*Source material:*
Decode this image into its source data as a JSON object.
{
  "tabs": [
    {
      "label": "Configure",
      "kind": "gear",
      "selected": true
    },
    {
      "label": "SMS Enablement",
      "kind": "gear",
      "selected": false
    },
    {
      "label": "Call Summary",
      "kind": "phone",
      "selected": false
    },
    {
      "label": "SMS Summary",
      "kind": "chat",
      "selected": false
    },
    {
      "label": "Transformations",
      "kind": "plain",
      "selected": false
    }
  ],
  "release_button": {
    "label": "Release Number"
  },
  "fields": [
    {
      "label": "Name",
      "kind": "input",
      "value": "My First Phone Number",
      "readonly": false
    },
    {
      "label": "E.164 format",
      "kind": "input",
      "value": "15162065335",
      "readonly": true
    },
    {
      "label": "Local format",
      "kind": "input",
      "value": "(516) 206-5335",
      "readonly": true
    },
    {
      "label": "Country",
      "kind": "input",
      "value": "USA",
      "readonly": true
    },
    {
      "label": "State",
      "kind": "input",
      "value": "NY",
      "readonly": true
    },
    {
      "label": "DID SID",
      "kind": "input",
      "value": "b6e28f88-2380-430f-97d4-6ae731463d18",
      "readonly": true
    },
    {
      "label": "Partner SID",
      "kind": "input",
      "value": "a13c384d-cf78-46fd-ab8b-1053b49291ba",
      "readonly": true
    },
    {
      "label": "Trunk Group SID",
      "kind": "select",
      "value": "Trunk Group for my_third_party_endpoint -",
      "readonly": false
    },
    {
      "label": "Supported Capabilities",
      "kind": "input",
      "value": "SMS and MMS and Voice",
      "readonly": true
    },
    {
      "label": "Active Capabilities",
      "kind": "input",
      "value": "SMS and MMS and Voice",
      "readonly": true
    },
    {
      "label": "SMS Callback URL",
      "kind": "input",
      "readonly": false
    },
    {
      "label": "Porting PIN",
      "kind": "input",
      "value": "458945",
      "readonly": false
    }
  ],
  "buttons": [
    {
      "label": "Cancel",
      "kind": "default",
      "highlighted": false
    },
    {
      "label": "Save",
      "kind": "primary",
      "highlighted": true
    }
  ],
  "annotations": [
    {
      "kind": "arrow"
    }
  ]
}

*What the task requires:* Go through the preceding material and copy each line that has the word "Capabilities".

*Answer space:*
      "label": "Supported Capabilities",
      "label": "Active Capabilities",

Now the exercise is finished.